> _Data for analysis_

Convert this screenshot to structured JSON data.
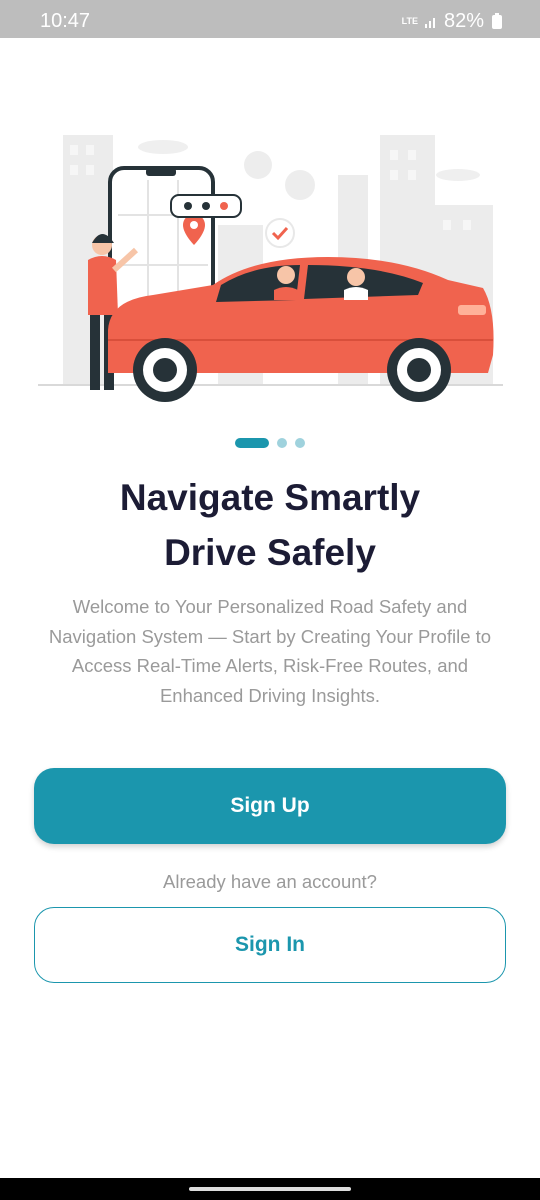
{
  "status_bar": {
    "time": "10:47",
    "network": "LTE",
    "battery": "82%"
  },
  "onboarding": {
    "illustration_icon": "car-ride-illustration",
    "page_count": 3,
    "current_page": 1,
    "title_line1": "Navigate Smartly",
    "title_line2": "Drive Safely",
    "description": "Welcome to Your Personalized Road Safety and Navigation System — Start by Creating Your Profile to Access Real-Time Alerts, Risk-Free Routes, and Enhanced Driving Insights."
  },
  "actions": {
    "sign_up_label": "Sign Up",
    "account_prompt": "Already have an account?",
    "sign_in_label": "Sign In"
  },
  "colors": {
    "accent": "#1b96ad",
    "car": "#f0634e",
    "heading": "#1c1c35",
    "muted": "#9a9a9a"
  }
}
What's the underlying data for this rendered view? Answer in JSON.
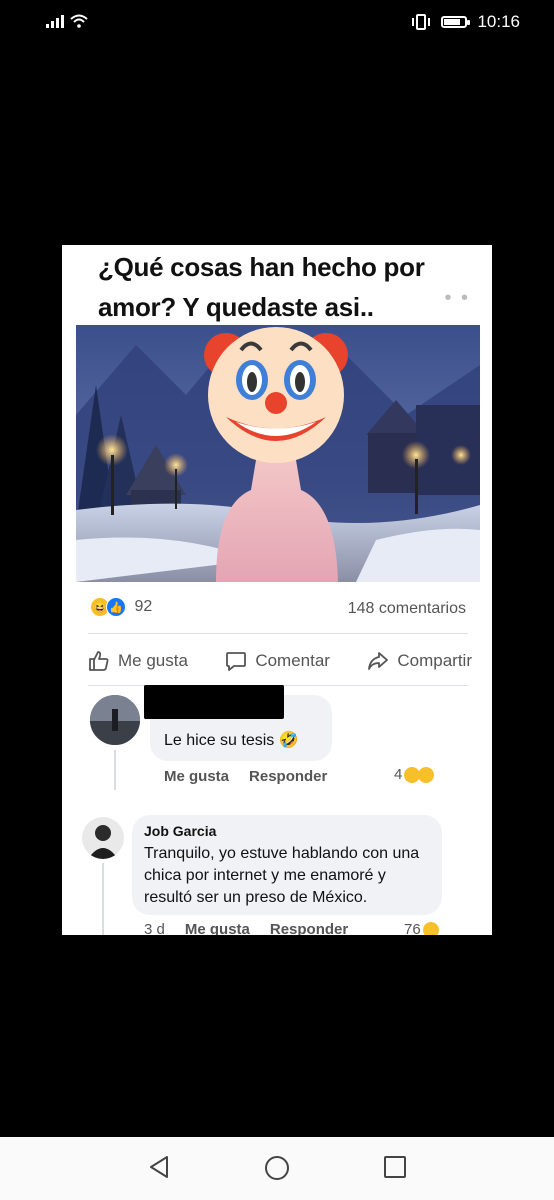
{
  "status_bar": {
    "time": "10:16",
    "icons": [
      "signal-icon",
      "wifi-icon",
      "vibrate-icon",
      "battery-icon"
    ]
  },
  "post": {
    "title": "¿Qué cosas han hecho por amor? Y quedaste asi..",
    "more_label": "• •",
    "image_icon": "clown-emoji",
    "reactions": {
      "count": "92",
      "icons": [
        "haha-reaction",
        "like-reaction"
      ]
    },
    "comments_count": "148 comentarios",
    "actions": {
      "like": "Me gusta",
      "comment": "Comentar",
      "share": "Compartir"
    }
  },
  "comments": [
    {
      "text": "Le hice su tesis",
      "emoji": "🤣",
      "like_label": "Me gusta",
      "reply_label": "Responder",
      "reaction_count": "4"
    },
    {
      "author": "Job Garcia",
      "text": "Tranquilo, yo estuve hablando con una chica por internet y me enamoré y resultó ser un preso de México.",
      "time": "3 d",
      "like_label": "Me gusta",
      "reply_label": "Responder",
      "reaction_count": "76"
    }
  ],
  "colors": {
    "like_blue": "#1877f2",
    "bubble": "#f0f2f5",
    "haha_yellow": "#f7c02b"
  }
}
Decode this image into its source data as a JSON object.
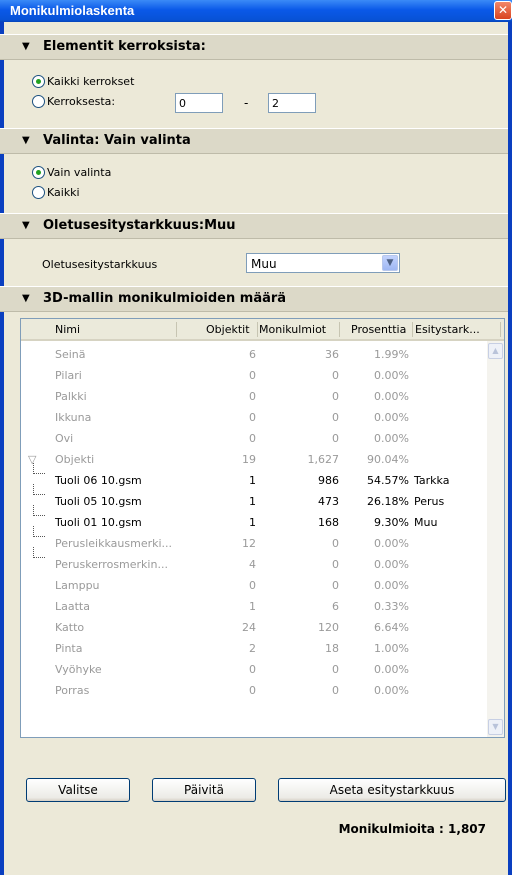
{
  "window": {
    "title": "Monikulmiolaskenta",
    "close_glyph": "✕"
  },
  "sections": {
    "elements": "Elementit kerroksista:",
    "selection": "Valinta: Vain valinta",
    "default_detail": "Oletusesitystarkkuus:Muu",
    "polycount": "3D-mallin monikulmioiden määrä"
  },
  "arrow_glyph": "▼",
  "floors": {
    "all_label": "Kaikki kerrokset",
    "from_label": "Kerroksesta:",
    "from_value": "0",
    "dash": "-",
    "to_value": "2"
  },
  "selection": {
    "only_label": "Vain valinta",
    "all_label": "Kaikki"
  },
  "detail": {
    "label": "Oletusesitystarkkuus",
    "value": "Muu"
  },
  "table": {
    "headers": [
      "Nimi",
      "Objektit",
      "Monikulmiot",
      "Prosenttia",
      "Esitystark..."
    ],
    "rows": [
      {
        "name": "Seinä",
        "objects": "6",
        "polys": "36",
        "pct": "1.99%",
        "detail": "",
        "style": "gray",
        "indent": 0
      },
      {
        "name": "Pilari",
        "objects": "0",
        "polys": "0",
        "pct": "0.00%",
        "detail": "",
        "style": "gray",
        "indent": 0
      },
      {
        "name": "Palkki",
        "objects": "0",
        "polys": "0",
        "pct": "0.00%",
        "detail": "",
        "style": "gray",
        "indent": 0
      },
      {
        "name": "Ikkuna",
        "objects": "0",
        "polys": "0",
        "pct": "0.00%",
        "detail": "",
        "style": "gray",
        "indent": 0
      },
      {
        "name": "Ovi",
        "objects": "0",
        "polys": "0",
        "pct": "0.00%",
        "detail": "",
        "style": "gray",
        "indent": 0
      },
      {
        "name": "Objekti",
        "objects": "19",
        "polys": "1,627",
        "pct": "90.04%",
        "detail": "",
        "style": "gray",
        "indent": 0,
        "expander": "▽"
      },
      {
        "name": "Tuoli 06 10.gsm",
        "objects": "1",
        "polys": "986",
        "pct": "54.57%",
        "detail": "Tarkka",
        "style": "black",
        "indent": 1
      },
      {
        "name": "Tuoli 05 10.gsm",
        "objects": "1",
        "polys": "473",
        "pct": "26.18%",
        "detail": "Perus",
        "style": "black",
        "indent": 1
      },
      {
        "name": "Tuoli 01 10.gsm",
        "objects": "1",
        "polys": "168",
        "pct": "9.30%",
        "detail": "Muu",
        "style": "black",
        "indent": 1
      },
      {
        "name": "Perusleikkausmerki...",
        "objects": "12",
        "polys": "0",
        "pct": "0.00%",
        "detail": "",
        "style": "gray",
        "indent": 1
      },
      {
        "name": "Peruskerrosmerkin...",
        "objects": "4",
        "polys": "0",
        "pct": "0.00%",
        "detail": "",
        "style": "gray",
        "indent": 1
      },
      {
        "name": "Lamppu",
        "objects": "0",
        "polys": "0",
        "pct": "0.00%",
        "detail": "",
        "style": "gray",
        "indent": 0
      },
      {
        "name": "Laatta",
        "objects": "1",
        "polys": "6",
        "pct": "0.33%",
        "detail": "",
        "style": "gray",
        "indent": 0
      },
      {
        "name": "Katto",
        "objects": "24",
        "polys": "120",
        "pct": "6.64%",
        "detail": "",
        "style": "gray",
        "indent": 0
      },
      {
        "name": "Pinta",
        "objects": "2",
        "polys": "18",
        "pct": "1.00%",
        "detail": "",
        "style": "gray",
        "indent": 0
      },
      {
        "name": "Vyöhyke",
        "objects": "0",
        "polys": "0",
        "pct": "0.00%",
        "detail": "",
        "style": "gray",
        "indent": 0
      },
      {
        "name": "Porras",
        "objects": "0",
        "polys": "0",
        "pct": "0.00%",
        "detail": "",
        "style": "gray",
        "indent": 0
      }
    ]
  },
  "buttons": {
    "select": "Valitse",
    "refresh": "Päivitä",
    "set_detail": "Aseta esitystarkkuus"
  },
  "total": "Monikulmioita : 1,807",
  "colors": {
    "title_bar": "#0A59E8",
    "panel": "#ECE9D8",
    "radio_dot": "#21A121"
  }
}
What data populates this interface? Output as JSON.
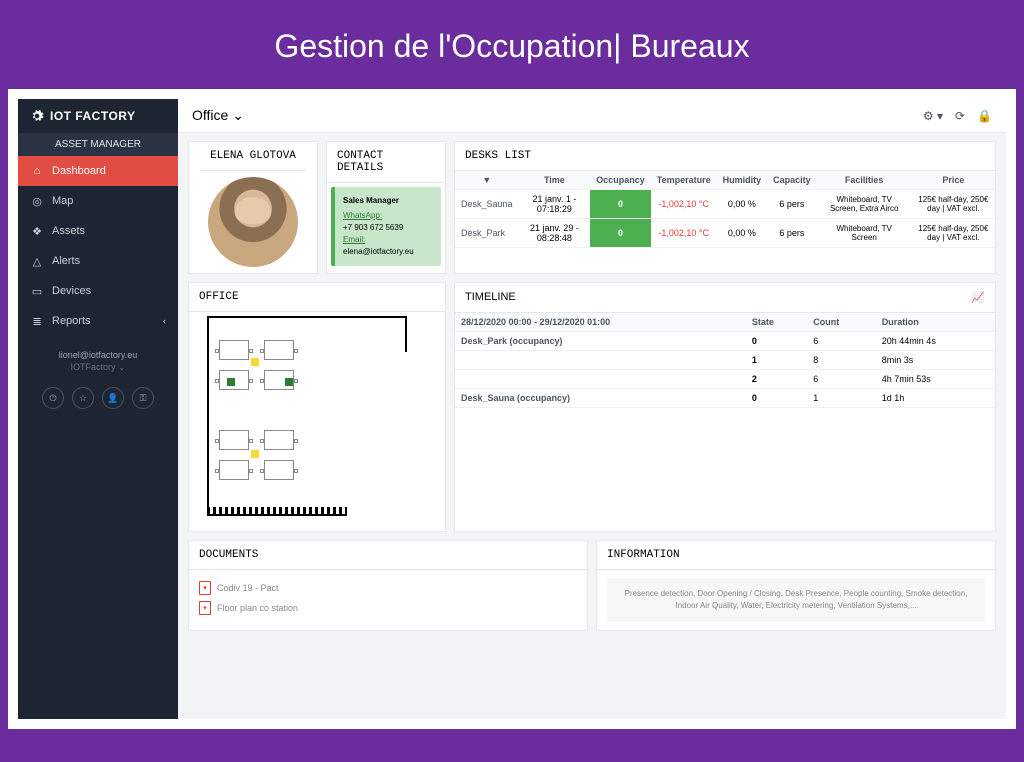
{
  "banner": "Gestion de l'Occupation| Bureaux",
  "brand": "IOT FACTORY",
  "section": "ASSET MANAGER",
  "nav": [
    {
      "label": "Dashboard",
      "active": true
    },
    {
      "label": "Map"
    },
    {
      "label": "Assets"
    },
    {
      "label": "Alerts"
    },
    {
      "label": "Devices"
    },
    {
      "label": "Reports",
      "caret": true
    }
  ],
  "user_email": "lionel@iotfactory.eu",
  "user_sub": "IOTFactory ⌄",
  "page_title": "Office ⌄",
  "profile": {
    "title": "ELENA GLOTOVA"
  },
  "contact": {
    "title": "CONTACT DETAILS",
    "role": "Sales Manager",
    "whatsapp_label": "WhatsApp:",
    "phone": "+7 903 672 5639",
    "email_label": "Email:",
    "email": "elena@iotfactory.eu"
  },
  "desks": {
    "title": "DESKS LIST",
    "headers": [
      "",
      "Time",
      "Occupancy",
      "Temperature",
      "Humidity",
      "Capacity",
      "Facilities",
      "Price"
    ],
    "rows": [
      {
        "name": "Desk_Sauna",
        "time": "21 janv. 1 - 07:18:29",
        "occ": "0",
        "temp": "-1,002,10 °C",
        "hum": "0,00 %",
        "cap": "6 pers",
        "fac": "Whiteboard, TV Screen, Extra Airco",
        "price": "125€ half-day, 250€ day | VAT excl."
      },
      {
        "name": "Desk_Park",
        "time": "21 janv. 29 - 08:28:48",
        "occ": "0",
        "temp": "-1,002,10 °C",
        "hum": "0,00 %",
        "cap": "6 pers",
        "fac": "Whiteboard, TV Screen",
        "price": "125€ half-day, 250€ day | VAT excl."
      }
    ]
  },
  "office": {
    "title": "OFFICE"
  },
  "timeline": {
    "title": "TIMELINE",
    "range": "28/12/2020 00:00 - 29/12/2020 01:00",
    "headers": [
      "",
      "State",
      "Count",
      "Duration"
    ],
    "groups": [
      {
        "label": "Desk_Park (occupancy)",
        "rows": [
          {
            "state": "0",
            "count": "6",
            "dur": "20h 44min 4s"
          },
          {
            "state": "1",
            "count": "8",
            "dur": "8min 3s"
          },
          {
            "state": "2",
            "count": "6",
            "dur": "4h 7min 53s"
          }
        ]
      },
      {
        "label": "Desk_Sauna (occupancy)",
        "rows": [
          {
            "state": "0",
            "count": "1",
            "dur": "1d 1h"
          }
        ]
      }
    ]
  },
  "documents": {
    "title": "DOCUMENTS",
    "items": [
      {
        "name": "Codiv 19 - Pact"
      },
      {
        "name": "Floor plan co station"
      }
    ]
  },
  "information": {
    "title": "INFORMATION",
    "text": "Presence detection, Door Opening / Closing, Desk Presence, People counting, Smoke detection, Indoor Air Quality, Water, Electricity metering, Ventilation Systems,..."
  }
}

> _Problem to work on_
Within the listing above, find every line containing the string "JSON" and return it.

> _Response to the task_
Convert this screenshot to structured JSON data.
What's the underlying data for this rendered view? Answer in JSON.
Decode this image into its source data as a JSON object.
What data populates this interface? Output as JSON.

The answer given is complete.